CNBC’s Jim Cramer on Thursday shared his checklist for picking stocks in a volatile market.
His key to investing is to think like the big institutional investors, whose buy and sell decisions as a collective influence stock prices and, in turn, the overall market. After a string of days in the red, the major U.S. indexes all rose Thursday.
Amid a flood of IPOs and a prolonged U.S.-China trade war, it’s getting more and more difficult to find stocks that are safe to buy, Cramer said.
“Money managers are desperate to avoid owning companies that could be facing estimate cuts, and this checklist is what protects them,” the “Mad Money” host said. “Be ready for any company that fails the checklist to join the house of pain here, and remember that it will probably get worse before it gets better. So please prepare accordingly.”
Cramer suggests the following guideline to gauge whether a security is worth adding to a portfolio at current levels:
1. How much exposure does the company have to China?
U.S. companies that source or sell goods in China — or both, such as Apple — will continue to see their margins recede following President Donald Trump’s action to levy 25% tariffs on $200 billion of imports earlier this month. Unless the company has moved operations out of China, it’s likely to eat additional costs, Cramer said.
Cisco Systems was smart to move operations outside of China, but Apple is caught in a unique pickle, Cramer said.
“Most companies that source from China didn’t really have that kind of foresight, which is why many of their earnings estimates need to come down,” Cramer said. “Even though Apple’s stock is very cheap, the earnings estimates may be too high in light of the tariffs and the possibility of a Chinese boycott. Apple does not get pass this checklist.”
2. Is the stock too levered to the U.S. consumer?
PVH, the parent of the Tommy Hilfiger and Calvin Klein fashion brands, is Cramer’s most reliable indicator of the domestic consumer. CEO Manny Chirico told the host Wednesday that the holding company cut its forecast in response to waning consumer confidence.
That should serve as a signal for the rest of the retail sector.

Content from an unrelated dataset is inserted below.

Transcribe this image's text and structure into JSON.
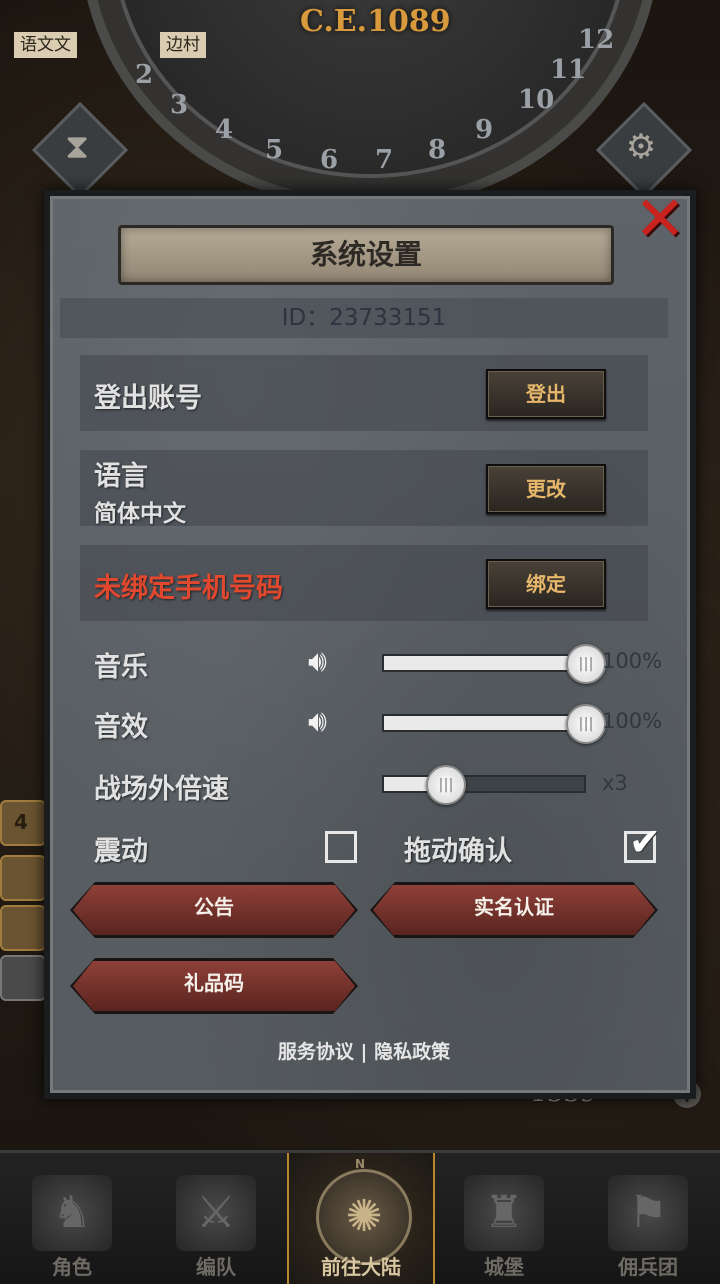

“We now know that when President Trump raised his tariffs earlier this month, it actually did have a bigger impact than a lot of people thought it would. It’s a punch in the kisser,” Cramer said. “There’s no denying that the tariffs have really now started to hurt us, there’s too much evidence ... These consumer-reliant stocks will now be hammered, if they haven’t been hit already.”
3. Are profits related to the yield curve?

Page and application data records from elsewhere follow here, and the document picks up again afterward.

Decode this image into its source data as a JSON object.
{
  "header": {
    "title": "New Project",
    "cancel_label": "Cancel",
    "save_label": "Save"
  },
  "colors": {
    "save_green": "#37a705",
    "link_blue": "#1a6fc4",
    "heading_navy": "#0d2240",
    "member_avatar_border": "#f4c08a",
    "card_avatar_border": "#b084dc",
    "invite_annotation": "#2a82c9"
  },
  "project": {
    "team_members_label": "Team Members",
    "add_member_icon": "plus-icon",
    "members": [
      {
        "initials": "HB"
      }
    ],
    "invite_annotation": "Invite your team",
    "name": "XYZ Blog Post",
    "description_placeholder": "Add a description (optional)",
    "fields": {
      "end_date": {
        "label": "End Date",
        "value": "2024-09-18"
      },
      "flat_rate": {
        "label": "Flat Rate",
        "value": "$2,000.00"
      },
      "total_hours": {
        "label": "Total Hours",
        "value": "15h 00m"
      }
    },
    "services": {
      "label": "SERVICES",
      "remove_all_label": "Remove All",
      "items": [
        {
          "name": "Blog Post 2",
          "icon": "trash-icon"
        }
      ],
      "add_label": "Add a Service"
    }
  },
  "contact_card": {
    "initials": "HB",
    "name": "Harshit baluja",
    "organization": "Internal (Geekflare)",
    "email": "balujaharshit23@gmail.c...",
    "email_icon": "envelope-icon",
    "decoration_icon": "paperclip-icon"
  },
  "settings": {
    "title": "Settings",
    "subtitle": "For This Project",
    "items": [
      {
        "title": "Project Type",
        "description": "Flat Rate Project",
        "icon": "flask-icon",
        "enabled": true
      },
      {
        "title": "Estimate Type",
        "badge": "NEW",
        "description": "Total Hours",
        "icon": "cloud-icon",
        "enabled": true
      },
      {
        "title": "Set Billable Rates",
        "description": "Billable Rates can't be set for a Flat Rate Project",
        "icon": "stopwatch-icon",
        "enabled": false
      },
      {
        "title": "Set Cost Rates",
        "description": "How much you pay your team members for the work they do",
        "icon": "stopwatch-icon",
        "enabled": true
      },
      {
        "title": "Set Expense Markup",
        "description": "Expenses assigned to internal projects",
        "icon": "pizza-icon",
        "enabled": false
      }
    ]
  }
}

Businesses whose earnings are dependent on the yield curve, which tracks interest rates in bond securities, are likely to see lower earnings estimates, Cramer said. That includes the banks, who make money off the difference between long-term and short-term interest rates.
“In an inverted yield curve world, all of the financials are toxic, except for the faux-financials fintech,” he said. “And even fintech has gotten too expensive here.”
If it’s a bank, money manager’s don’t want to go near it, Cramer said.
4. Will the stock be impacted by the push for single-payer health care?
Many in the crowded slate of Democratic 2020 presidential hopefuls are advocating for some form of a universal health care system. Bernie Sanders, the independent senator from Vermont, is the most notable mouthpiece to increase access to care with “Medicare for All.”
That creates a risk for the health care stocks and hospital chains that benefit from the nearly-decade old Affordable Care Act.
Front runner and former Vice President Joe Biden is one exception in the Democratic field. Cramer believes his candidacy will inject confidence in managed care stocks.
“As long as Joe Biden’s in the lead, the group is fine, you gotta buy them,” he said. But if Biden falters, these stocks could be crushed.
5. Are the company’s earnings related to weather?
April showers bring May flowers, the saying goes. However, Cramer has labeled the month of flowers “terrible” for retail and housing.
“I think it’s idiotic to sell stocks based on the weather, but money managers do stupid things all the time, and apparently a lot of companies were caught with their pants down by all this rain,” he said.
6. Is there millennial aversion to the company?
Canned and processed foods and plastic products are being written off by environmentally-conscious millennials. Investors should think before they buy stocks that are caught in this dilemma, Cramer recommended.
“More and more I hear younger millennial money managers speak disparagingly about these groups. You have to be very careful,” he said. “But please, don’t just go buy the ultimate millennial stock, Beyond Meat, like everybody else. [That stock price is] way too high. ”